| YOUR INSTRUCTIONS |
Count each line below that has the word "String" in it, and give only the total.
** MATERIAL SUPPLIED follows **
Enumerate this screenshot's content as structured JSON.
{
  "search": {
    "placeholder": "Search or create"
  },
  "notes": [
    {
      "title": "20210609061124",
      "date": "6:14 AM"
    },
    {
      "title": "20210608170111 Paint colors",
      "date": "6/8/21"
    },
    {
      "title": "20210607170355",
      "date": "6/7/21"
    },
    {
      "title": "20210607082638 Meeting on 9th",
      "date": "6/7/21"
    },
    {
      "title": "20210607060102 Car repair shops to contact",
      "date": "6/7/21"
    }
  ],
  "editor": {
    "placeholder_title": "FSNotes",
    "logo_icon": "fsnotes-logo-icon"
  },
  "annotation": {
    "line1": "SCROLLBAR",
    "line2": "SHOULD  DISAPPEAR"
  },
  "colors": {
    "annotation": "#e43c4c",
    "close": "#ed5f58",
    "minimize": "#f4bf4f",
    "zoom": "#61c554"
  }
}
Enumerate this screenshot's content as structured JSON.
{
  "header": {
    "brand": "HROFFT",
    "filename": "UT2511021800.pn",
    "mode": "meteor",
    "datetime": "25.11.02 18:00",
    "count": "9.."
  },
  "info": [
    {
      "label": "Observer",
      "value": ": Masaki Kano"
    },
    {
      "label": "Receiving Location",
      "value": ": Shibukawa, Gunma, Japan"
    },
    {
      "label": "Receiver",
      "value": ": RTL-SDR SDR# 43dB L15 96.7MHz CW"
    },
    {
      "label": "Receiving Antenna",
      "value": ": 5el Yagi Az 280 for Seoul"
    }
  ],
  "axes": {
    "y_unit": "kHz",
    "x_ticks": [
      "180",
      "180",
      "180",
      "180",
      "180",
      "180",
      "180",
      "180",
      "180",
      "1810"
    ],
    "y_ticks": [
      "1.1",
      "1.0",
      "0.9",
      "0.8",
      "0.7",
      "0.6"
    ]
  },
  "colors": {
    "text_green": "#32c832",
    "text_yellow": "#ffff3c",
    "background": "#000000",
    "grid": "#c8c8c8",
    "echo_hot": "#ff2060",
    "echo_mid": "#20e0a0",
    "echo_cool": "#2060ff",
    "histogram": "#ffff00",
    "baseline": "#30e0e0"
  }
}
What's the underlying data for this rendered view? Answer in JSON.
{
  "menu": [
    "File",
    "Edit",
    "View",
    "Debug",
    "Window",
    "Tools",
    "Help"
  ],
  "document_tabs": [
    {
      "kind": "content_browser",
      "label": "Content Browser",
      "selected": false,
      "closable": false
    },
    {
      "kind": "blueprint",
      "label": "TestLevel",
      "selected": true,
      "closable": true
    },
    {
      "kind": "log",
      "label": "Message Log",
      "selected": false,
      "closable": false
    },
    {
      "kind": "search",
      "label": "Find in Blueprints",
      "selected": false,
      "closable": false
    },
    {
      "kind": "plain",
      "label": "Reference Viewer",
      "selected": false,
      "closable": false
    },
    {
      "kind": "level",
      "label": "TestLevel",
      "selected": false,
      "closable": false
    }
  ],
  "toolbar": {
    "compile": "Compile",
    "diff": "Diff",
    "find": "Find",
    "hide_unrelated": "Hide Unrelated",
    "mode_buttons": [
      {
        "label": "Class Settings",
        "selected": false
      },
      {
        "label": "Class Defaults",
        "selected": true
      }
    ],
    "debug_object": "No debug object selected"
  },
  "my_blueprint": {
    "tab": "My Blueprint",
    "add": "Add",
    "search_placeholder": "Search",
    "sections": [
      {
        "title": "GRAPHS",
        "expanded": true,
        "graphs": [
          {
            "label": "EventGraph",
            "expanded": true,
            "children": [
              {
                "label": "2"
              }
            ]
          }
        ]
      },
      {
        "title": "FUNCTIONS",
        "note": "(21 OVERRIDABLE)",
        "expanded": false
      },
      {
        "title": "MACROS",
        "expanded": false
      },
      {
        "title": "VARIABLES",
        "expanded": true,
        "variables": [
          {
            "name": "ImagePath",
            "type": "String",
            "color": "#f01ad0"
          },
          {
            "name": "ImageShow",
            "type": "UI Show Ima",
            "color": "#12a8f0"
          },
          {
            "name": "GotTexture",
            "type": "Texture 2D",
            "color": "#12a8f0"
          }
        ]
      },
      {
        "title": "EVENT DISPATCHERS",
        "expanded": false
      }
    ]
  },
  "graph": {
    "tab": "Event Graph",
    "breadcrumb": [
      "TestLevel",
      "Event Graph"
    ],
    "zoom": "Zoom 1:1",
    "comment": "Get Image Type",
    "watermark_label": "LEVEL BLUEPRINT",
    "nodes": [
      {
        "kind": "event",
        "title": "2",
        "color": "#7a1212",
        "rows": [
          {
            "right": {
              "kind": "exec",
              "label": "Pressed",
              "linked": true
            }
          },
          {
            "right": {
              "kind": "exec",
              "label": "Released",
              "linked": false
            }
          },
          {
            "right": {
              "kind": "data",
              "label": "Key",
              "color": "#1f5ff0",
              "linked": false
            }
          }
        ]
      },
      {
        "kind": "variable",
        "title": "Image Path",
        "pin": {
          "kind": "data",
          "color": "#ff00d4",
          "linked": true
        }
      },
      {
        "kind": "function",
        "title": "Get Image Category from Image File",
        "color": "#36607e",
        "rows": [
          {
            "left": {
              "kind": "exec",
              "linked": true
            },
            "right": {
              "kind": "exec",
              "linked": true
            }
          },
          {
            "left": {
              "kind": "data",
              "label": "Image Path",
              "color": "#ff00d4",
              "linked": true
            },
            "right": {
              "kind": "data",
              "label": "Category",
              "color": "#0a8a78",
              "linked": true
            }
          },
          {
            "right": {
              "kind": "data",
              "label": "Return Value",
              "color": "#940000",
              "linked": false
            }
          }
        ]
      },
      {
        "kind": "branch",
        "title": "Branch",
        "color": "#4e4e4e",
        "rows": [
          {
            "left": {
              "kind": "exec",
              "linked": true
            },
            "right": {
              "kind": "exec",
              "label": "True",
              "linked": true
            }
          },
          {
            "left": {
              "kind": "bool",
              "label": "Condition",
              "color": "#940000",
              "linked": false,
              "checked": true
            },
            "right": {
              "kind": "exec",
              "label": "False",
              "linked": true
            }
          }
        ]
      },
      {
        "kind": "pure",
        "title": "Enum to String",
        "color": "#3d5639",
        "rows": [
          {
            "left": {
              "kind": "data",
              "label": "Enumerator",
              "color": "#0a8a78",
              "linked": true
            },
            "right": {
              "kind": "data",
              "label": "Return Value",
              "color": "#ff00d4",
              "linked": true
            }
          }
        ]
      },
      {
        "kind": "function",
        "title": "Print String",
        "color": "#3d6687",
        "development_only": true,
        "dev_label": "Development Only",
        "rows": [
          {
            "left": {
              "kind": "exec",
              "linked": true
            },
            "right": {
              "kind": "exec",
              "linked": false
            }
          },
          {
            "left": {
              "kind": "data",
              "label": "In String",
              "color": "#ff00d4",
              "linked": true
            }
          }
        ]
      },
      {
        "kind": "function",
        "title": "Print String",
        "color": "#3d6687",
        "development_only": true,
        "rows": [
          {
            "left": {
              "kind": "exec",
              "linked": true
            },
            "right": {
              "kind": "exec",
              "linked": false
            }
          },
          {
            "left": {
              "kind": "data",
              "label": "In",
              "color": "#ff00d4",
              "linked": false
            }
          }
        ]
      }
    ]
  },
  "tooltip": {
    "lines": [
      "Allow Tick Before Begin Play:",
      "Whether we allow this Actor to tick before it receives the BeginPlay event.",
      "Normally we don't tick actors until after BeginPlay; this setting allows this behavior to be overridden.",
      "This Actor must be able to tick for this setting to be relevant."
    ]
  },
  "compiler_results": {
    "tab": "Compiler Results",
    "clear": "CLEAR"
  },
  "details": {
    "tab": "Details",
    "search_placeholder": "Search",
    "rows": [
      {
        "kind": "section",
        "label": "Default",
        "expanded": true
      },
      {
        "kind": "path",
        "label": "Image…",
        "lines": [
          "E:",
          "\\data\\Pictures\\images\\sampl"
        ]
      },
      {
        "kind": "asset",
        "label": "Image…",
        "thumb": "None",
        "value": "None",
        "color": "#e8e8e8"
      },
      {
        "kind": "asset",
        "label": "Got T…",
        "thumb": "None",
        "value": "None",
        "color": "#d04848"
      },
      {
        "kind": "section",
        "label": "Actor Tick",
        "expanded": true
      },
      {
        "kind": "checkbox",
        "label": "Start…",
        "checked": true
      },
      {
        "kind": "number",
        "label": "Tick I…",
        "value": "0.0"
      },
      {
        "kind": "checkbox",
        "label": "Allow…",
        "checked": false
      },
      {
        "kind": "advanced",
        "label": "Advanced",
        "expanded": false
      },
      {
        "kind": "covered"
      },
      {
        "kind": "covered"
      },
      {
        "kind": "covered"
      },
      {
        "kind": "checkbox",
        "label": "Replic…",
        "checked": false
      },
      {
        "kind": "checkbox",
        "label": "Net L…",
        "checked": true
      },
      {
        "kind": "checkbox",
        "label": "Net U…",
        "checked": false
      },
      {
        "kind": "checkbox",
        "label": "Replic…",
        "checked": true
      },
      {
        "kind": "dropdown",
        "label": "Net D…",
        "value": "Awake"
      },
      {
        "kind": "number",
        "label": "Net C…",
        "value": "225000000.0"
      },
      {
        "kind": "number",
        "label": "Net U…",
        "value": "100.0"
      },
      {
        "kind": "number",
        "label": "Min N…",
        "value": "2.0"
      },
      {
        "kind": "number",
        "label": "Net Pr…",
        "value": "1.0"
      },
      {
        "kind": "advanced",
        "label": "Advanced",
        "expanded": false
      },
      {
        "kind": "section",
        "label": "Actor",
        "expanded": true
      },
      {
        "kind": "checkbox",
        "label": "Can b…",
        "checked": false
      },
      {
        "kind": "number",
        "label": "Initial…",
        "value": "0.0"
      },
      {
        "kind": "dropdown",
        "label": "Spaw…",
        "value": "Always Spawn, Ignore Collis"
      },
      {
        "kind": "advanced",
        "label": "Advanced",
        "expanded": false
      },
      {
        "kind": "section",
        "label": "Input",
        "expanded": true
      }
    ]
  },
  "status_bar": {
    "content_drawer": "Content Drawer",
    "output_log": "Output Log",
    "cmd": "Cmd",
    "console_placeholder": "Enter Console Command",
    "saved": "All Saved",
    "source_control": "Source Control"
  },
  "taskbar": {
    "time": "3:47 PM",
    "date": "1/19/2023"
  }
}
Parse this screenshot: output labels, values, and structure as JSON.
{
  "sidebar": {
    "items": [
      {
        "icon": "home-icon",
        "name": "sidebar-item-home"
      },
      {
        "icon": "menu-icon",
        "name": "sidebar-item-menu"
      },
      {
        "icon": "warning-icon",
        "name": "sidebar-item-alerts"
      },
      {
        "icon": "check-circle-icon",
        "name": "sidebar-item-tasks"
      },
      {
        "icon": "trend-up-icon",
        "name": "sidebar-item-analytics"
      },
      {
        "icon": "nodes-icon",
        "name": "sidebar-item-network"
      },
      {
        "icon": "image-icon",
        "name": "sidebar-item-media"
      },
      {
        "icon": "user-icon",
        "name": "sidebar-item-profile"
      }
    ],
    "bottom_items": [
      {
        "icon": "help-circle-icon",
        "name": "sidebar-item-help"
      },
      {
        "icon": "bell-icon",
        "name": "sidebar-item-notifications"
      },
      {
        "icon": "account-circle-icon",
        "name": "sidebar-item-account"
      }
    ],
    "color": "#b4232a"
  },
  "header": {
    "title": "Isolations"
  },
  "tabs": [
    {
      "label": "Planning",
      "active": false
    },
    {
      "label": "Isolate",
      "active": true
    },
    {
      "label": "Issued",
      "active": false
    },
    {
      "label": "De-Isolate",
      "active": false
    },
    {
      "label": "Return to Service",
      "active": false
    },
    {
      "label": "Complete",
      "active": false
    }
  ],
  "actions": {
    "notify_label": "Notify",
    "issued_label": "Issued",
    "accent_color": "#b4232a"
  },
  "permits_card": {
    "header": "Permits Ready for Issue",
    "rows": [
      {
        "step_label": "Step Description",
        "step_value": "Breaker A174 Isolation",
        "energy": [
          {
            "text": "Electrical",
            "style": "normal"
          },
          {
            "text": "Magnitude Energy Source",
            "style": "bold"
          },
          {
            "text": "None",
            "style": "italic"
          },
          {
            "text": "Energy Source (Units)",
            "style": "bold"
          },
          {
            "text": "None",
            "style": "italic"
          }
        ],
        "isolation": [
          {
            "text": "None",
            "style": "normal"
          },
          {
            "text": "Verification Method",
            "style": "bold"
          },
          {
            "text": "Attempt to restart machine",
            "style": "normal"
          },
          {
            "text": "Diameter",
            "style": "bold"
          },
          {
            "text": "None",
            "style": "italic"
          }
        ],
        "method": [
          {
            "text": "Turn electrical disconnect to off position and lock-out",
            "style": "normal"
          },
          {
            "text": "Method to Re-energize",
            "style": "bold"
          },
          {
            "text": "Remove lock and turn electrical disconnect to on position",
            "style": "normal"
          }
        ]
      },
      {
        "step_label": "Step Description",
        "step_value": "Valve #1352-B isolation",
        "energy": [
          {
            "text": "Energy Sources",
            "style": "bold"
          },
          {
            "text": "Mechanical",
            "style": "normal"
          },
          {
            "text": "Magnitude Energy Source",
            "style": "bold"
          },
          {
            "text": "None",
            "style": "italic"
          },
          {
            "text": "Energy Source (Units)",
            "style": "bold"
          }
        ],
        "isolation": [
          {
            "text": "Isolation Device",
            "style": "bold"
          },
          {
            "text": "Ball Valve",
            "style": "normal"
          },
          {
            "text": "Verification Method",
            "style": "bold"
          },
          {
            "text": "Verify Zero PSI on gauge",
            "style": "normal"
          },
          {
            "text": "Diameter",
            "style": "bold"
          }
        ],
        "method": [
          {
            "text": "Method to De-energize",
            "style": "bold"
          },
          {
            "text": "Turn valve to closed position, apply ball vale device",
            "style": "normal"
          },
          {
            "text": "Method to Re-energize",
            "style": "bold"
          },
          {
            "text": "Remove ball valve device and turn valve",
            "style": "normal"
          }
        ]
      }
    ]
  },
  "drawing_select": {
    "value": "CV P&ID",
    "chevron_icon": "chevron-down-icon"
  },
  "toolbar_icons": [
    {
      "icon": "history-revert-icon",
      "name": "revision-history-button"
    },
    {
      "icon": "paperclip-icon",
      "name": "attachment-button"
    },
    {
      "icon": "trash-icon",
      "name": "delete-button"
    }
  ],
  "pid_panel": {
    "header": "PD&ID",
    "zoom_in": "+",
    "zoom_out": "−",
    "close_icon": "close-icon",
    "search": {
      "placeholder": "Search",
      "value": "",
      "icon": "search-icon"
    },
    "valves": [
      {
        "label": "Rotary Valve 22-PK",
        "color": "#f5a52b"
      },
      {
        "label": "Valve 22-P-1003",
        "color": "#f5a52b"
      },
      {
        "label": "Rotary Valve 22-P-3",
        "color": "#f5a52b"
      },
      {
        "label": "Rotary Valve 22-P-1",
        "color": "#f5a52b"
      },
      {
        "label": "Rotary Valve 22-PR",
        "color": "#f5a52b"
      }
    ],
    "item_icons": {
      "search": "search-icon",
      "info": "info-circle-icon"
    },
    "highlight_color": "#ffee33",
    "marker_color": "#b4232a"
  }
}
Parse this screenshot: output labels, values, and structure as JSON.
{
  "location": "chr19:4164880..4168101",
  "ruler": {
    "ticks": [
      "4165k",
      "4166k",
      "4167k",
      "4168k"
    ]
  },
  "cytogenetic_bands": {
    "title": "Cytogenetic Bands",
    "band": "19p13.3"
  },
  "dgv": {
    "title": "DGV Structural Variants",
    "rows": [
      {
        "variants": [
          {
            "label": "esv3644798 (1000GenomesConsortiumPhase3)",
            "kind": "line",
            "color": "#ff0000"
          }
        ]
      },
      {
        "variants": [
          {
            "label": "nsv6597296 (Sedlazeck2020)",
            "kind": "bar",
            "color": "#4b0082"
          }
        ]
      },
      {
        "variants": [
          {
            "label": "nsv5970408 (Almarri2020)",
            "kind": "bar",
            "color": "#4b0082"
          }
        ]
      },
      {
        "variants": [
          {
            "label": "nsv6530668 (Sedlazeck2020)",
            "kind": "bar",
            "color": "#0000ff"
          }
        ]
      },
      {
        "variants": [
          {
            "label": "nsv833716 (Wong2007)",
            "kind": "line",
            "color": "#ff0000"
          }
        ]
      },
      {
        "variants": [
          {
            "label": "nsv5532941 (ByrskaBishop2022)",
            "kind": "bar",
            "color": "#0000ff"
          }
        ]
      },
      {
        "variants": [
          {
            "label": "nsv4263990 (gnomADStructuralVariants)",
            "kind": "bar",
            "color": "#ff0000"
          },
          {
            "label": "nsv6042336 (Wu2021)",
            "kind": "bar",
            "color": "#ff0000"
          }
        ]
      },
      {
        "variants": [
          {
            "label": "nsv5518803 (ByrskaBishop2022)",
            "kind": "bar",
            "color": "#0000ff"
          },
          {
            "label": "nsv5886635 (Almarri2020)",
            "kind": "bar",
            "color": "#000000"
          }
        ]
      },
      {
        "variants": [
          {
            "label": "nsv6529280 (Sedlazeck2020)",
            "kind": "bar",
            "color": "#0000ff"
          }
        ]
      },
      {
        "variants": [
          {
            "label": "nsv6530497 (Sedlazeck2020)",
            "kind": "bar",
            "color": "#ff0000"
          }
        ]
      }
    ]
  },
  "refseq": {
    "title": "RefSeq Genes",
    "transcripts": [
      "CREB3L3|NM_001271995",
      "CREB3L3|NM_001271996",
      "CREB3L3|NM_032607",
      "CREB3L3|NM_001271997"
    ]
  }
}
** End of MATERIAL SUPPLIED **
| ANSWER BOX |
5